How will we know if QE has worked?

In a way, we can say QE has already worked. Markets, including the bond market, are much more settled now than they were in March when the policy was first announced. However, ultimately, the key mark of success is if the economy can rebound from COVID-19 and the Reserve Bank can begin to unwind the policy.

Is QE the same as negative interest rates?

Both are seen as ‘unconventional’ monetary policies and basically have the same goal. However, both are quite different. Negative interest rates, as the name implies, involves cutting the OCR below zero per cent. It is effectively just the next step from conventional OCR cuts.

Negative interest rates are, in fact, the preferred tool of the Reserve Bank. It was essentially the speed at which COVID-19 rattled markets, and the banking sector’s operational unreadiness for negative interest rates which saw the Reserve Bank favour QE. We may well still see negative interest rates in the future.

It is important to note that negative interest rates wouldn’t result in negative retail interest rates (i.e. term deposits or mortgage rates). In places where negative interest rates have been tried (for example in Europe), these retail interest rates have bottomed at zero. The negative interest rate is effectively a wholesale rate designed to encourage commercial banks to lend more. However, real returns from cash (i.e. after tax and inflation), could very well become negative.

Will QE result in higher inflation?

That’s the goal to a certain extent. Part of the reason the Reserve Bank has opted to use QE is it foresees inflation falling below its target due to the weaker economic activity caused by COVID-19.

Near-term, the sharp impact on growth and spike in unemployment is deflationary – less activity means less upward pressure on prices. This is likely to exceed any inflationary impact from QE and inflation should undershoot the 2% mark for some time.

Beyond this, it’s hard to say. On the face of it, a rebounding economy with record low interest rates and high degree of central bank support should be inflationary. However, inflation has been stubbornly below target since the GFC, contrary to the expectations of many, and the key drivers of this (an ageing developed world population, technology etc.) could very well result in inflation continuing to undershoot the mark.

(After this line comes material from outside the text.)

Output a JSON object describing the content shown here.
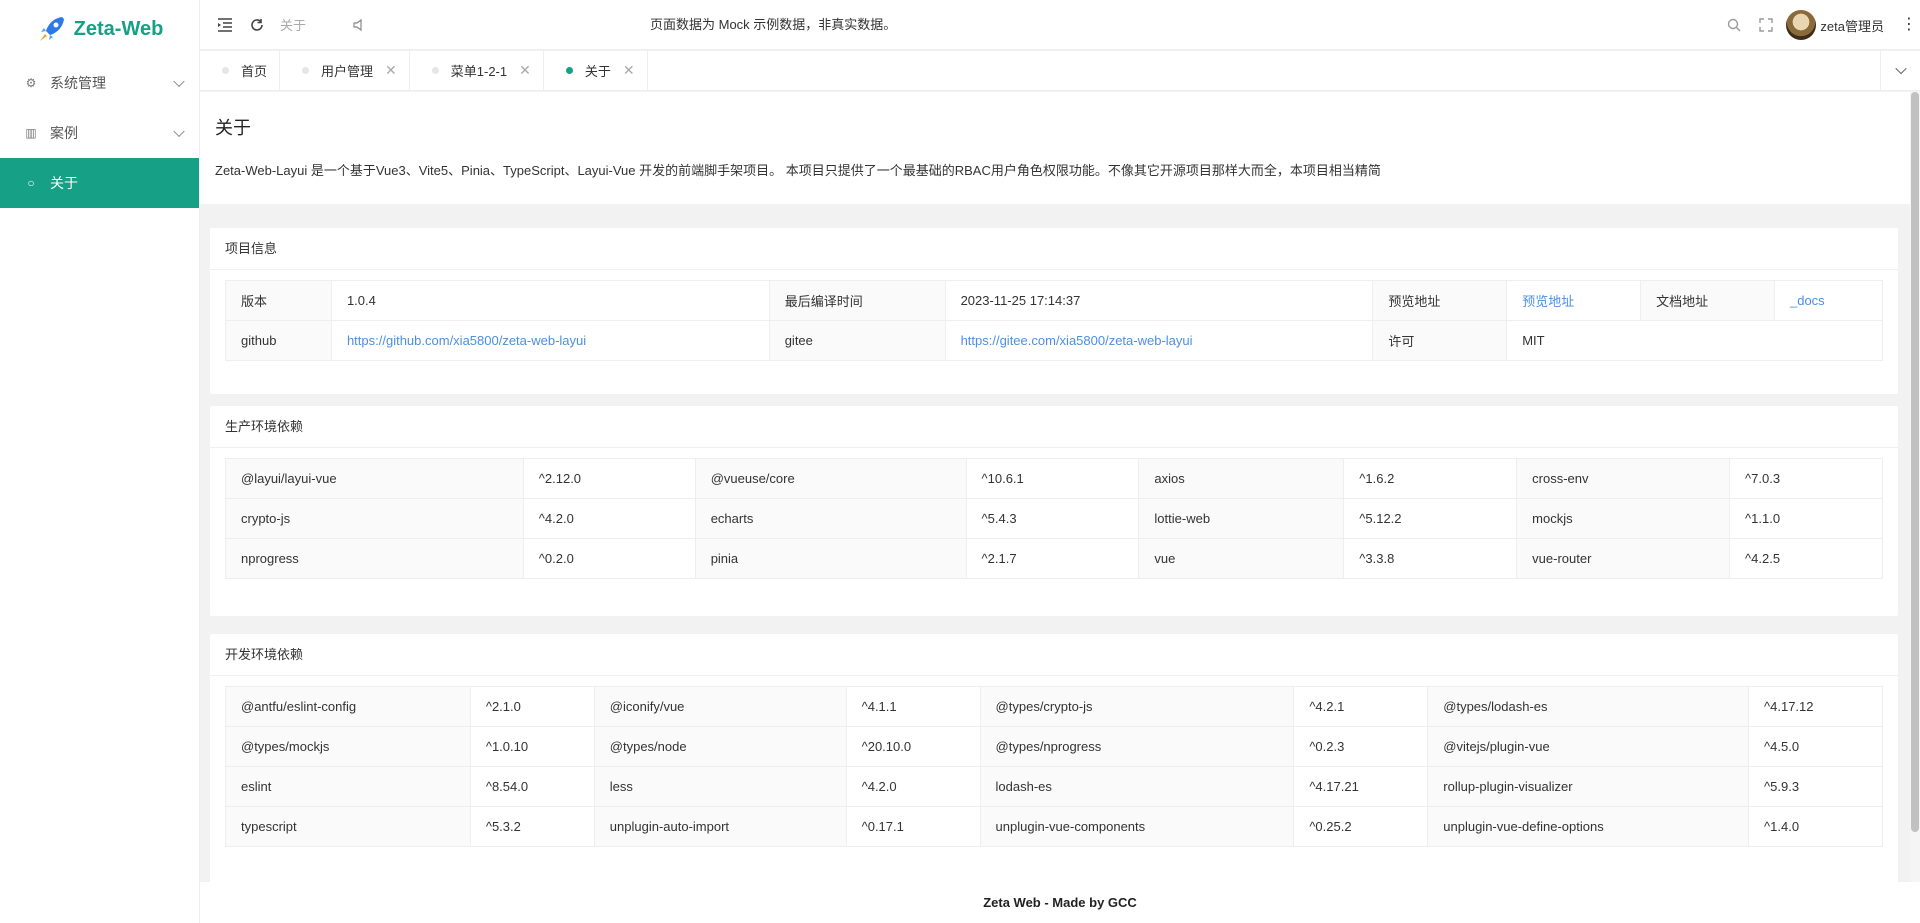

What does QE mean for my investments?

At the end of the day, whatever monetary tool the Reserve Bank implements, be it QE or negative interest rates, one thing is for certain – interest rates are going to be lower for longer. So, what does this mean?

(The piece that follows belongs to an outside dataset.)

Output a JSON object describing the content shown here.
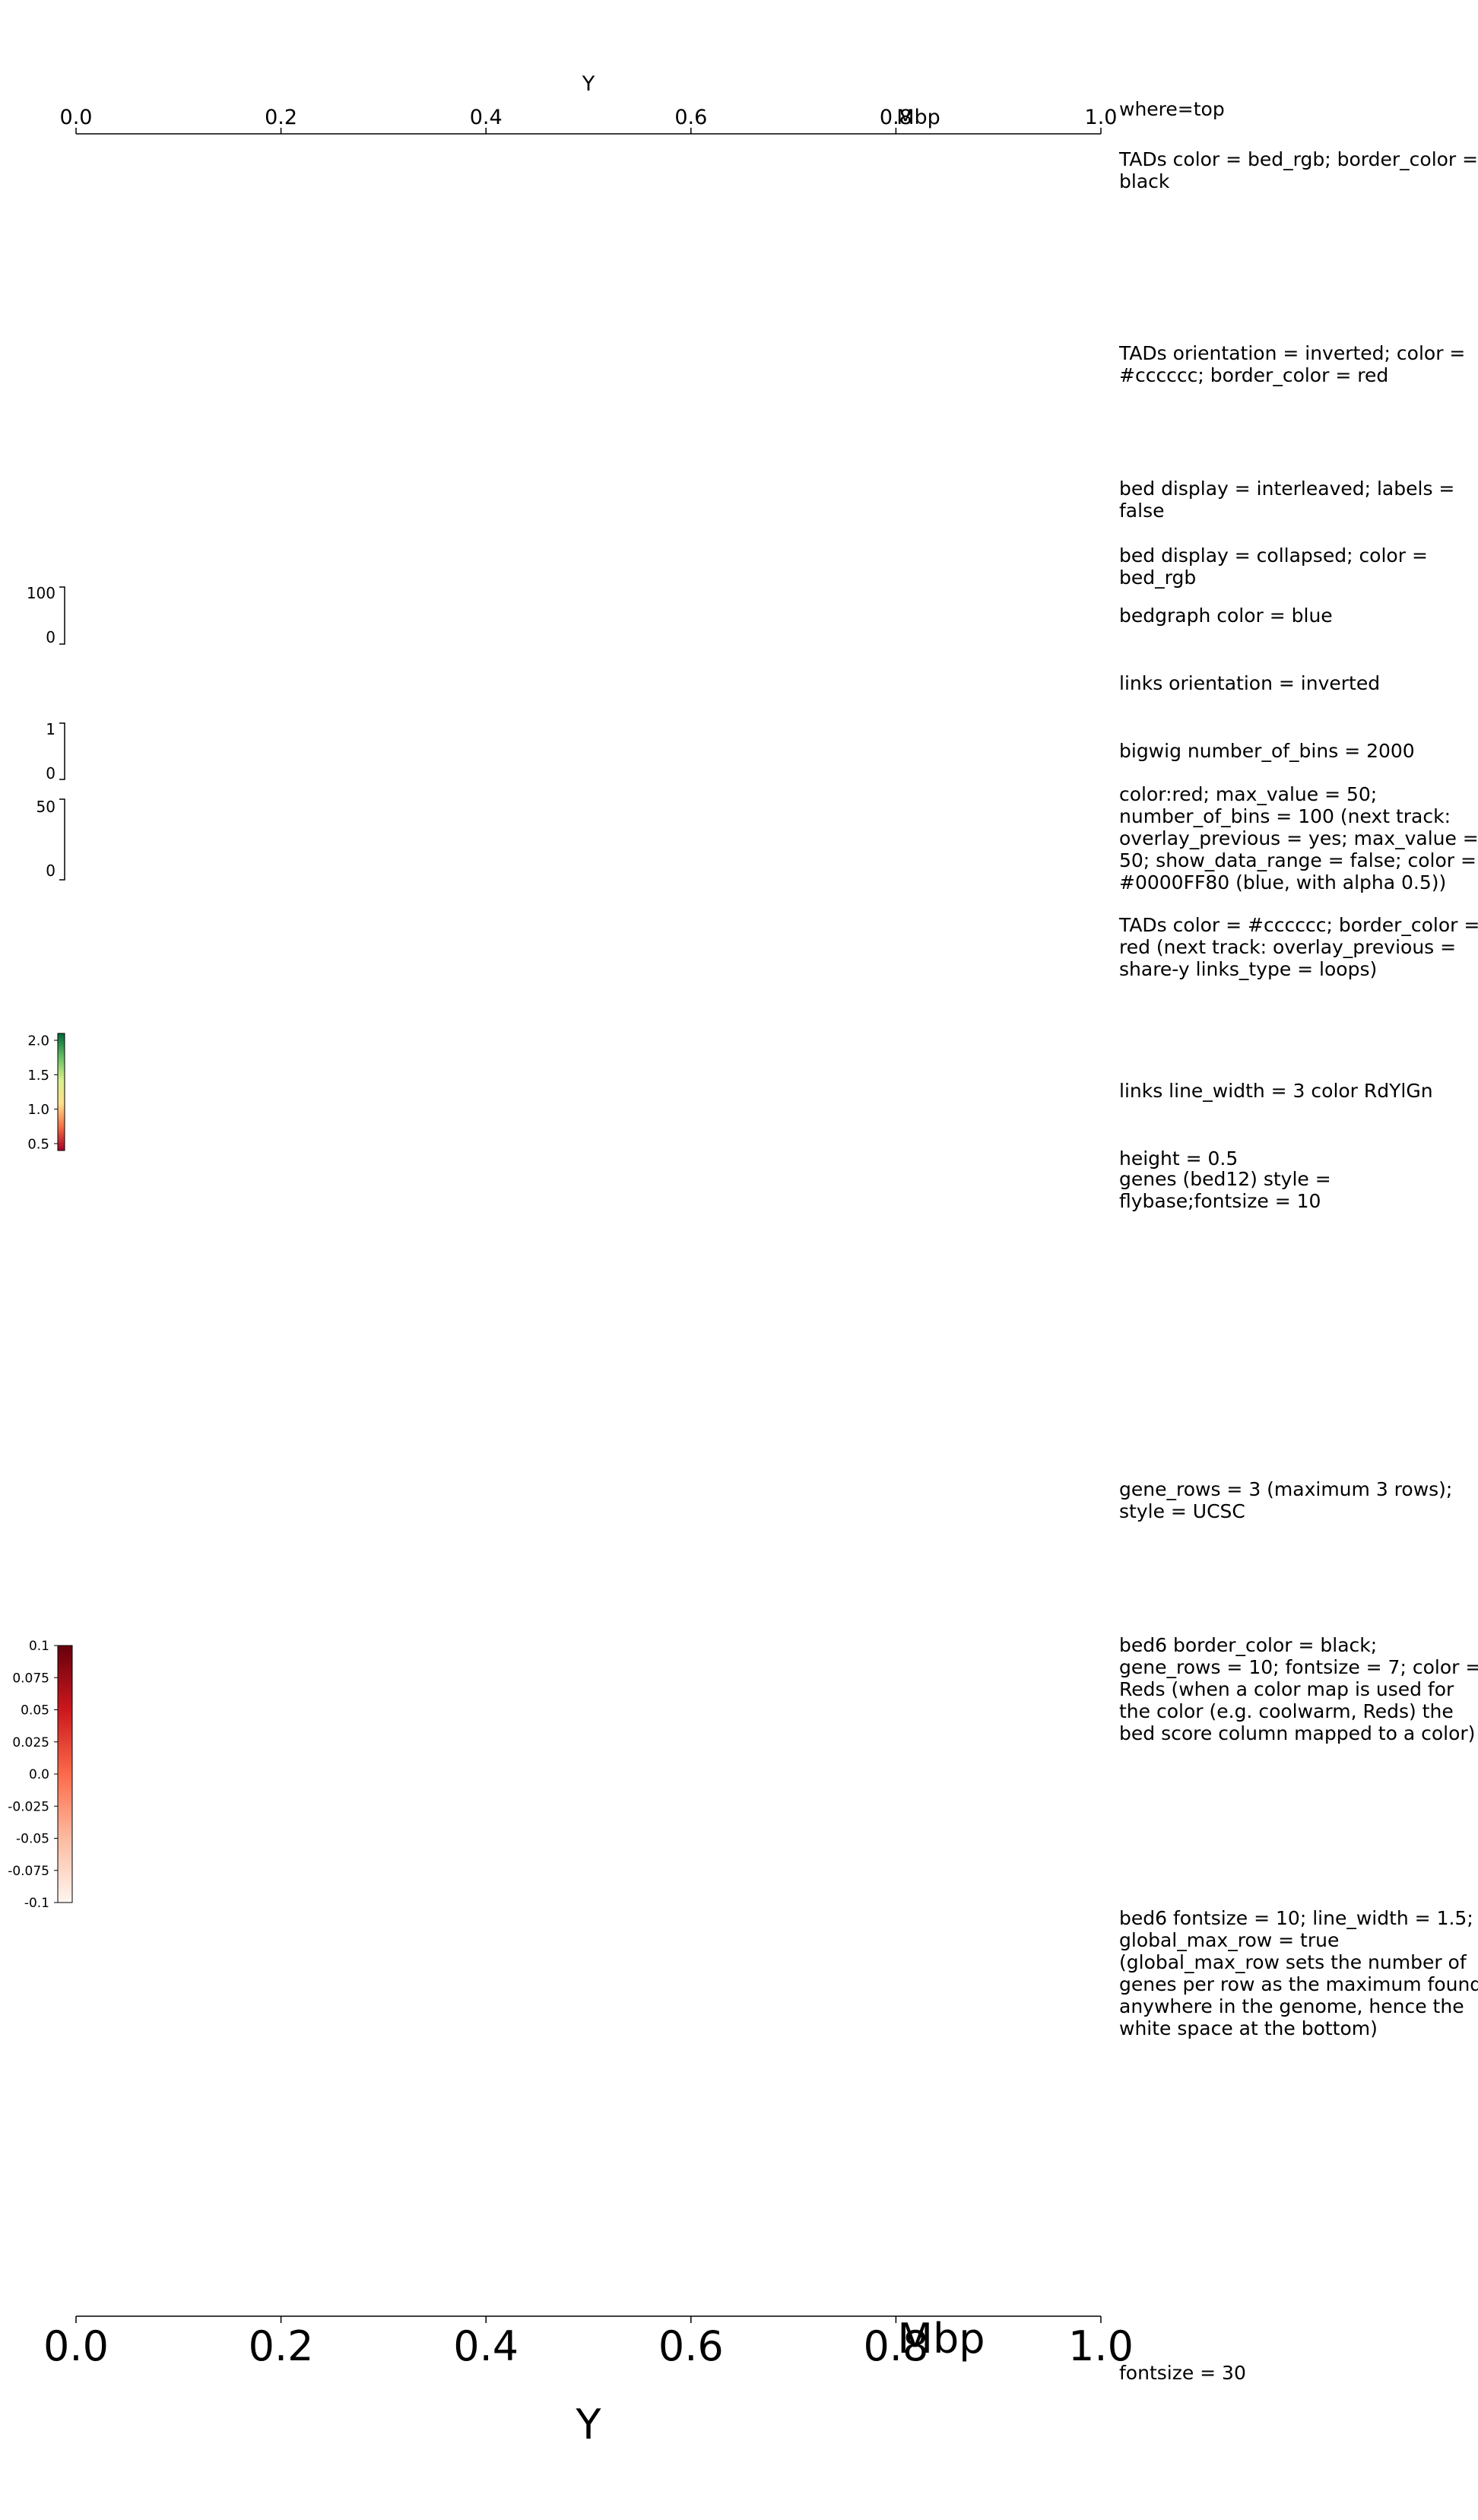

With lower and lower rates on offer, the return investors can earn on cash is set to fall further. On the other side of the coin, low interest rates are very supportive for asset prices, including equities.

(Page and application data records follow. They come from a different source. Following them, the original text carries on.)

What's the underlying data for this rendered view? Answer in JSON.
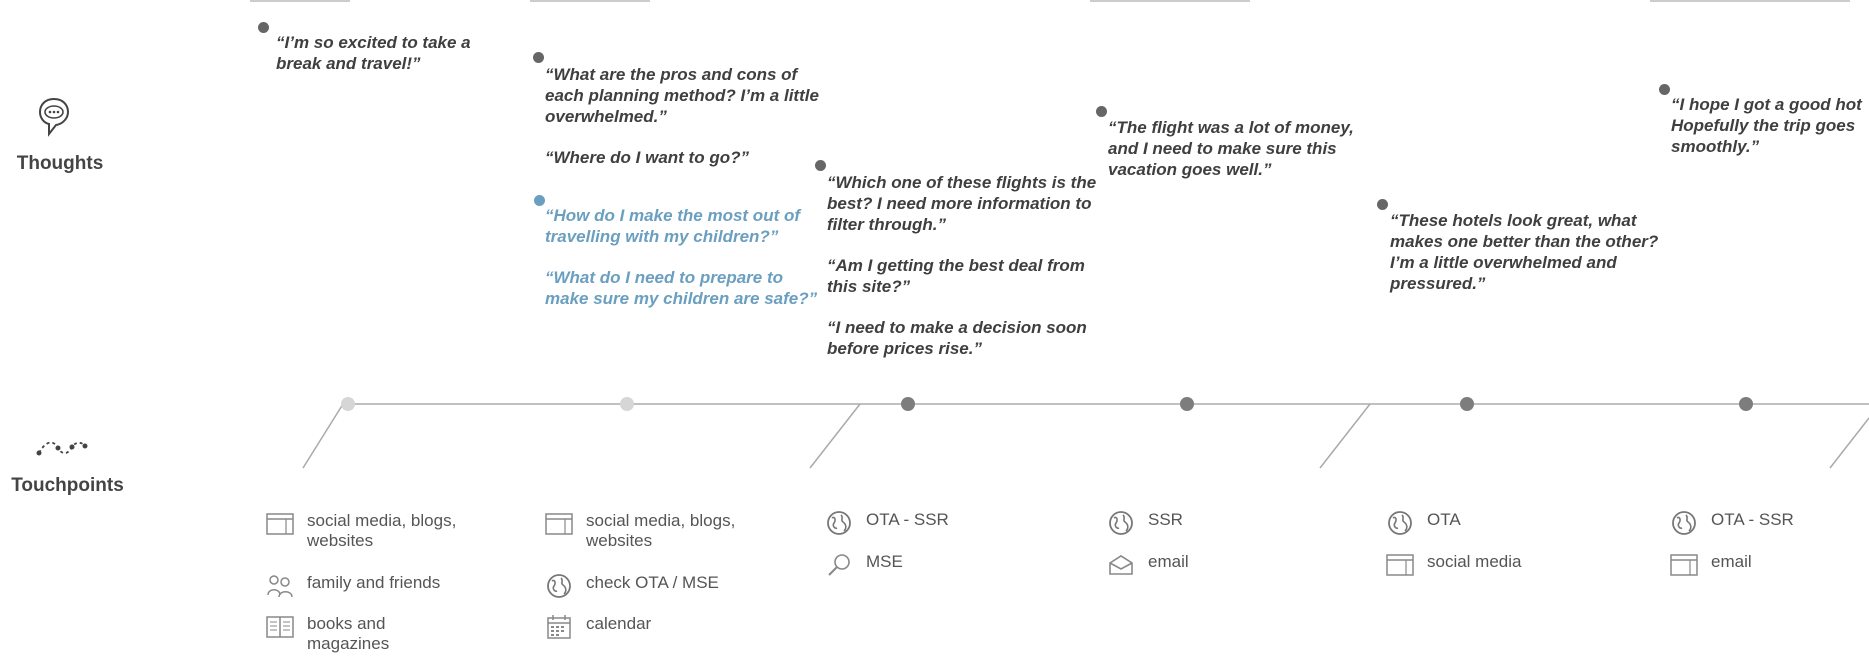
{
  "rows": {
    "thoughts_label": "Thoughts",
    "touchpoints_label": "Touchpoints"
  },
  "thoughts": [
    {
      "lines": [
        "“I’m so excited to take a break and travel!”"
      ]
    },
    {
      "lines": [
        "“What are the pros and cons of each planning method? I’m a little overwhelmed.”",
        "“Where do I want to go?”"
      ]
    },
    {
      "lines": [
        "“How do I make the most out of travelling with my children?”",
        "“What do I need to prepare to make sure my children are safe?”"
      ]
    },
    {
      "lines": [
        "“Which one of these flights is the best? I need more information to filter through.”",
        "“Am I getting the best deal from this site?”",
        "“I need to make a decision soon before prices rise.”"
      ]
    },
    {
      "lines": [
        "“The flight was a lot of money, and I need to make sure this vacation goes well.”"
      ]
    },
    {
      "lines": [
        "“These hotels look great, what makes one better than the other? I’m a little overwhelmed and pressured.”"
      ]
    },
    {
      "lines": [
        "“I hope I got a good hot Hopefully the trip goes smoothly.”"
      ]
    }
  ],
  "timeline_colors": [
    "#d6d6d6",
    "#d6d6d6",
    "#7d7d7d",
    "#7d7d7d",
    "#7d7d7d",
    "#7d7d7d"
  ],
  "touchpoints": [
    [
      {
        "icon": "browser-window-icon",
        "label": "social media, blogs, websites"
      },
      {
        "icon": "people-icon",
        "label": "family and friends"
      },
      {
        "icon": "book-icon",
        "label": "books and magazines"
      }
    ],
    [
      {
        "icon": "browser-window-icon",
        "label": "social media, blogs, websites"
      },
      {
        "icon": "globe-icon",
        "label": "check OTA / MSE"
      },
      {
        "icon": "calendar-icon",
        "label": "calendar"
      }
    ],
    [
      {
        "icon": "globe-icon",
        "label": "OTA - SSR"
      },
      {
        "icon": "magnifier-icon",
        "label": "MSE"
      }
    ],
    [
      {
        "icon": "globe-icon",
        "label": "SSR"
      },
      {
        "icon": "envelope-icon",
        "label": "email"
      }
    ],
    [
      {
        "icon": "globe-icon",
        "label": "OTA"
      },
      {
        "icon": "browser-window-icon",
        "label": "social media"
      }
    ],
    [
      {
        "icon": "globe-icon",
        "label": "OTA - SSR"
      },
      {
        "icon": "browser-window-icon",
        "label": "email"
      }
    ]
  ]
}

However, the disruption caused by COVID-19 means it’s more important than ever to be selective. Investors should focus on quality companies with clear growth opportunities, and those with defensive earnings, consistent cash generation, and pricing power. Pricing power refers to the ability of a company to maintain its prices in tougher times or increase them in-line with higher costs, thereby protecting profits.